Raging harder than ever at an increasingly unreliable machine, Commerford, Morello and Wilk’s awe-inspiring collaboration with Cypress Hill’s B-Real, Public Enemy’s Chuck D and DJ Lord is as angry as you’d expect post-Trump.
12) Meet On The Ledge - Fairport Convention
Not just one of the Fairports’ best tracks, but also one of the best of the whole folk-rock genre. Elegant, beautifully melodic and strangely powerful, it features the exquisite voice of the late Sandy Denny. Play it loud and be transported to another time and place. From the new seven-disc Come All Ye: The First Ten Years.
13) Bye Bye Johnny - Rolling Stones
Exquisite brutality; transcendent thuggery: 1972’s Exile tour Stones (Jagger, Richards, Watts, Wyman, Nicky Hopkins and an impeccably in-form Mick Taylor) captured in Fort Worth, Texas for the Ladies And Gentleman concert film. Nothing offers a better definition of rock‘n’roll than this Stones incarnation doing Chuck Berry.
14) Westermarck - Charly Bliss
Indie-pop with a definite crunch; think Juliana Hatfield fronting the Pixies. Singer Eva Hendricks is pure Marmite – you’ll either think she’s cuter than a barrel of kittens afloat on a sea of candyfloss, or you’ll run screaming – but either way Westermarck is as bouncy as Tigger on a trampoline.
15) Burn Like Willie - A Thousand Horses
Nashville-based ensemble return with more countrified gusto on new record Bridges, featuring this rather tasty upbeat number that’s more southern than cornbread deep-fried in whiskey. We’re not entirely sure what the title actually means, but we do like the track. Stetsons and cowboy boots compulsory.
16) (She Don’t) Gimme No Lovin’ - King King

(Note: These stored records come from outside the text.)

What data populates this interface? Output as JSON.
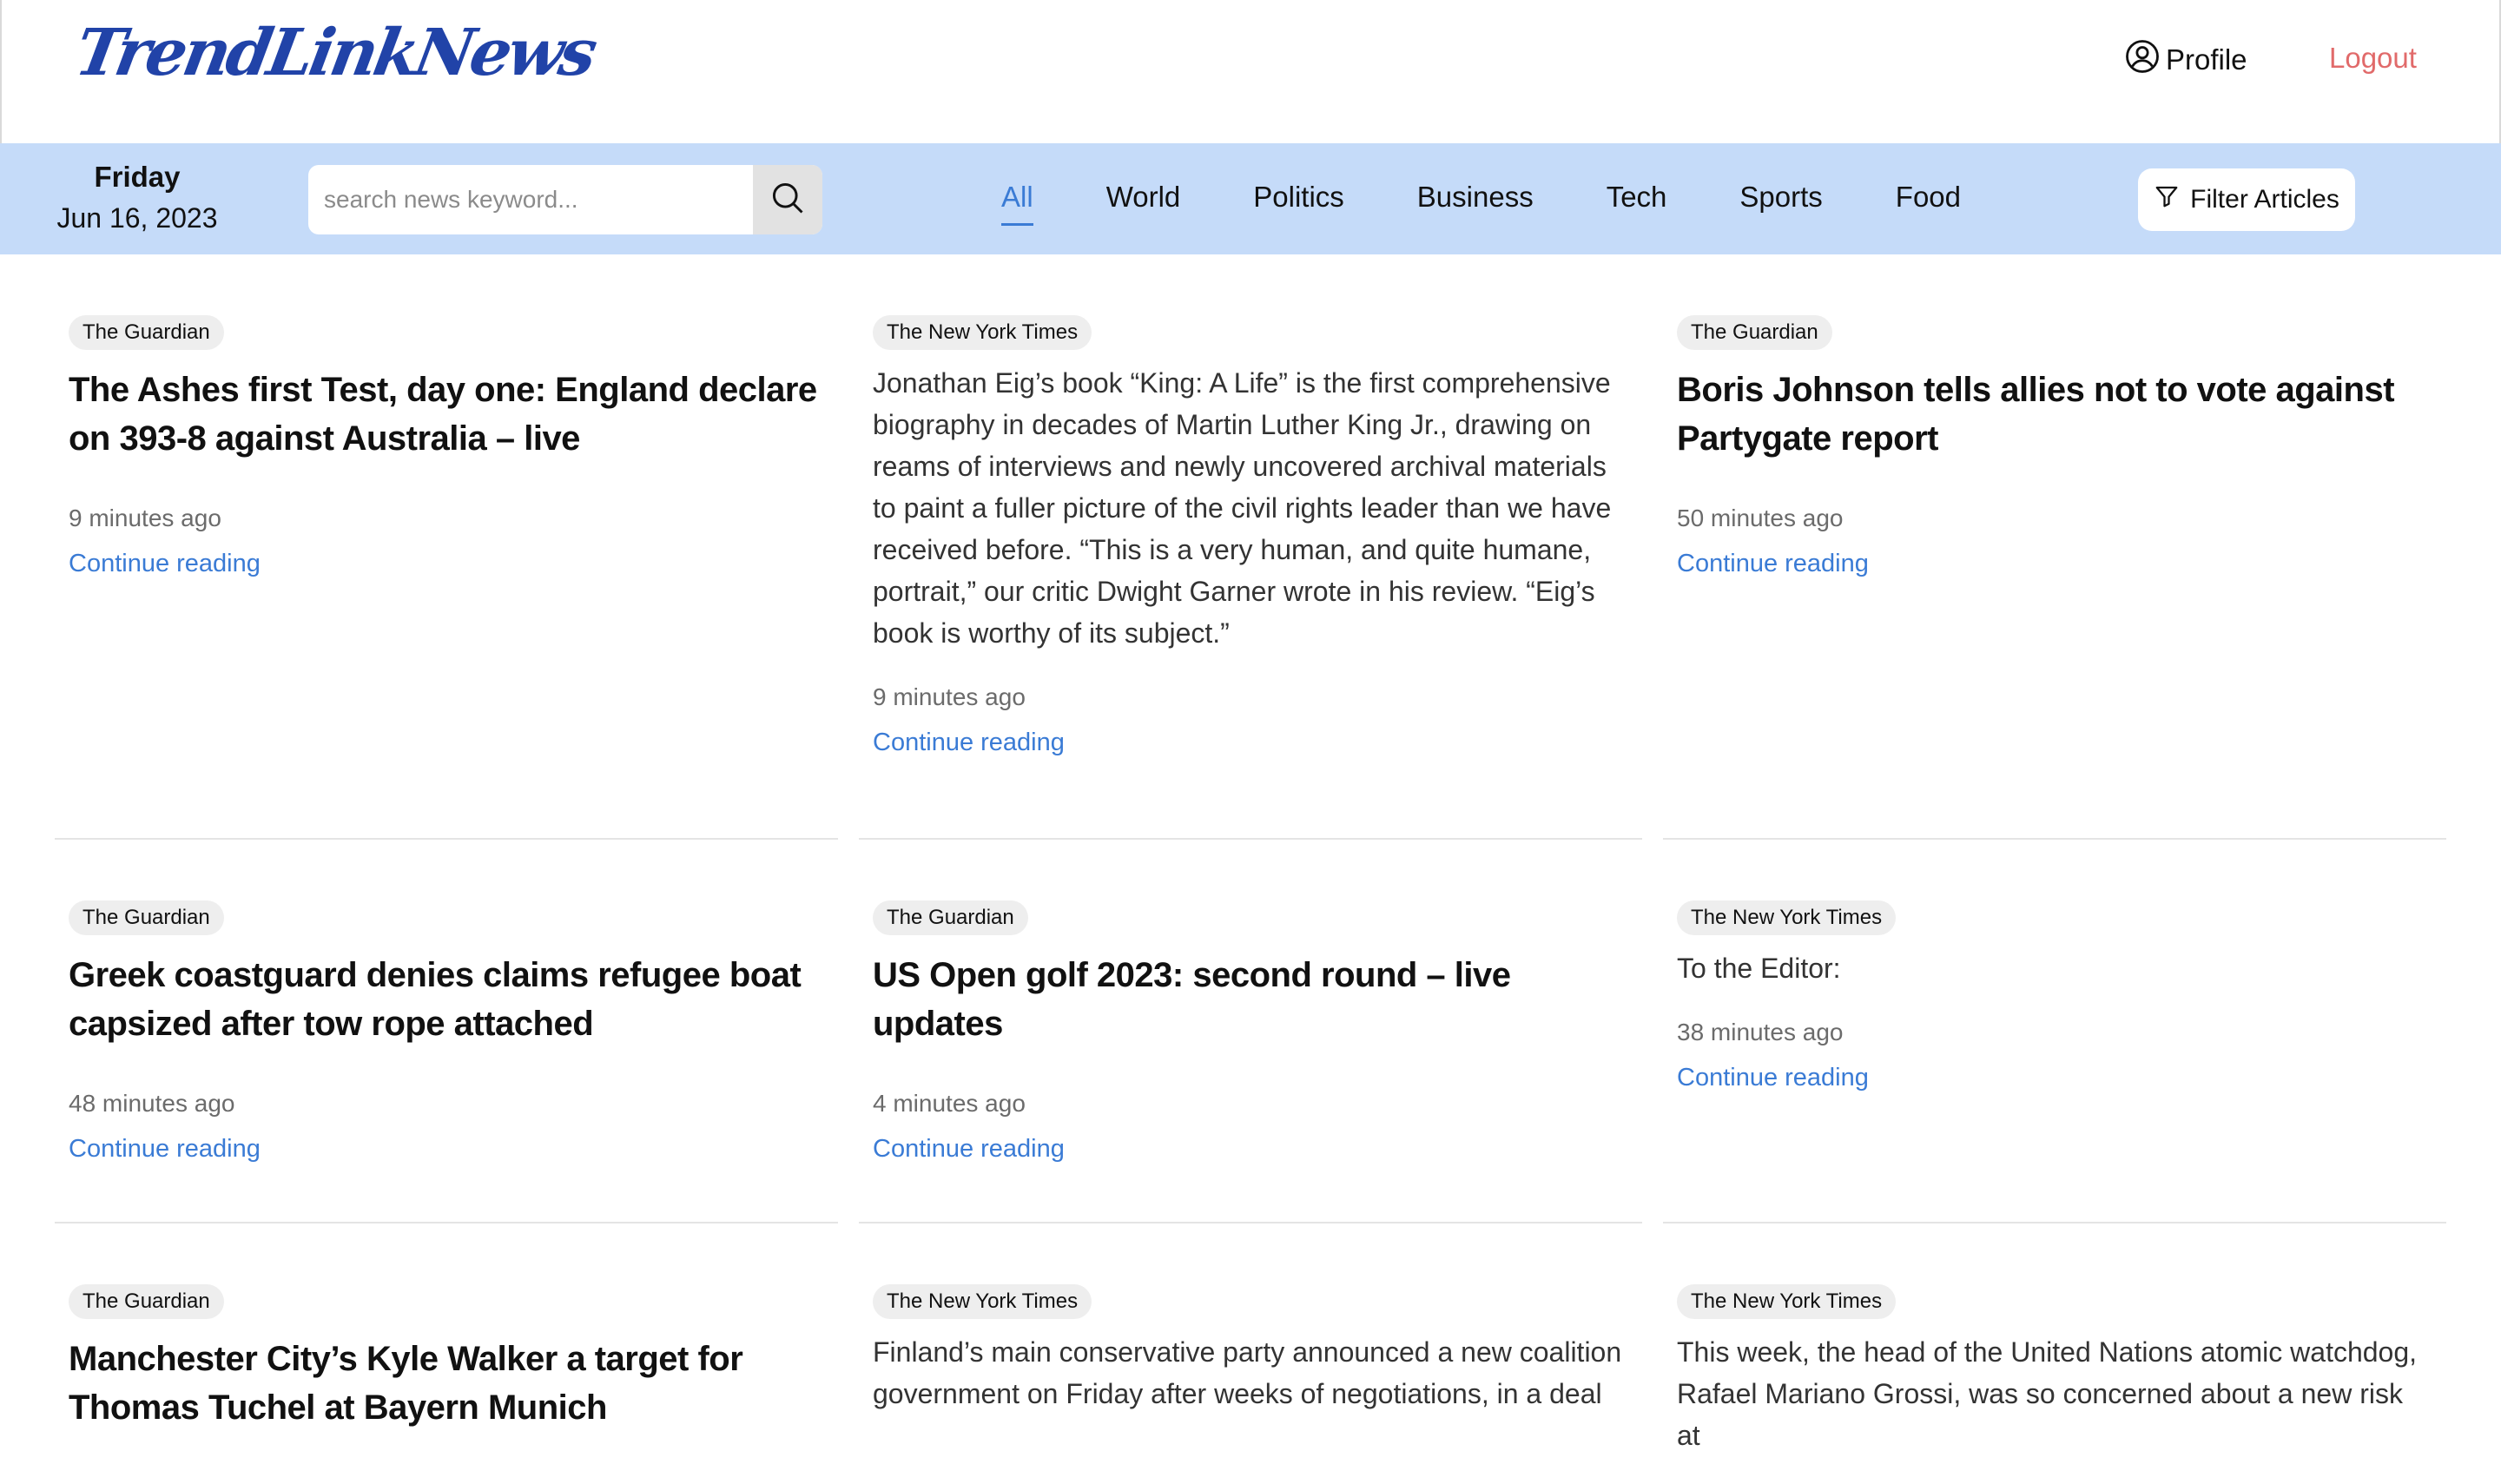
{
  "header": {
    "logo": "TrendLinkNews",
    "profile_label": "Profile",
    "logout_label": "Logout"
  },
  "nav": {
    "day": "Friday",
    "date": "Jun 16, 2023",
    "search_placeholder": "search news keyword...",
    "tabs": [
      "All",
      "World",
      "Politics",
      "Business",
      "Tech",
      "Sports",
      "Food"
    ],
    "active_tab": "All",
    "filter_label": "Filter Articles"
  },
  "colors": {
    "brand": "#2143a8",
    "nav_bg": "#c5dbf9",
    "link": "#3a7bd5",
    "logout": "#e16a6a"
  },
  "articles": [
    {
      "source": "The Guardian",
      "headline": "The Ashes first Test, day one: England declare on 393-8 against Australia – live",
      "time": "9 minutes ago",
      "link": "Continue reading"
    },
    {
      "source": "The New York Times",
      "summary": "Jonathan Eig’s book “King: A Life” is the first comprehensive biography in decades of Martin Luther King Jr., drawing on reams of interviews and newly uncovered archival materials to paint a fuller picture of the civil rights leader than we have received before. “This is a very human, and quite humane, portrait,” our critic Dwight Garner wrote in his review. “Eig’s book is worthy of its subject.”",
      "time": "9 minutes ago",
      "link": "Continue reading"
    },
    {
      "source": "The Guardian",
      "headline": "Boris Johnson tells allies not to vote against Partygate report",
      "time": "50 minutes ago",
      "link": "Continue reading"
    },
    {
      "source": "The Guardian",
      "headline": "Greek coastguard denies claims refugee boat capsized after tow rope attached",
      "time": "48 minutes ago",
      "link": "Continue reading"
    },
    {
      "source": "The Guardian",
      "headline": "US Open golf 2023: second round – live updates",
      "time": "4 minutes ago",
      "link": "Continue reading"
    },
    {
      "source": "The New York Times",
      "summary": "To the Editor:",
      "time": "38 minutes ago",
      "link": "Continue reading"
    },
    {
      "source": "The Guardian",
      "headline": "Manchester City’s Kyle Walker a target for Thomas Tuchel at Bayern Munich"
    },
    {
      "source": "The New York Times",
      "summary": "Finland’s main conservative party announced a new coalition government on Friday after weeks of negotiations, in a deal"
    },
    {
      "source": "The New York Times",
      "summary": "This week, the head of the United Nations atomic watchdog, Rafael Mariano Grossi, was so concerned about a new risk at"
    }
  ]
}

Alan Nimmo and his band of bluesy merry men are back, and they’ve gone very 70s. In a good way. This upbeat first taste of the band’s forthcoming album Exile And Grace is a joyful, rich-sounding knees-up, with tasty notes of Bad Company and Thunder in the mix. Read more about it in our Autumn Preview (p34-43).
17) Light My Fire - The Doors
And now for a little Summer Of Love nostalgia. This month it’s 50 years since The Doors went to No.1 with Light My Fire. To celebrate, they’re releasing a limited-edition replica of the 7” single released in Japan in ‘67. It’s the song that made stars of Morrison and co, and listening to it again now it’s not hard to see why. A stone-cold classic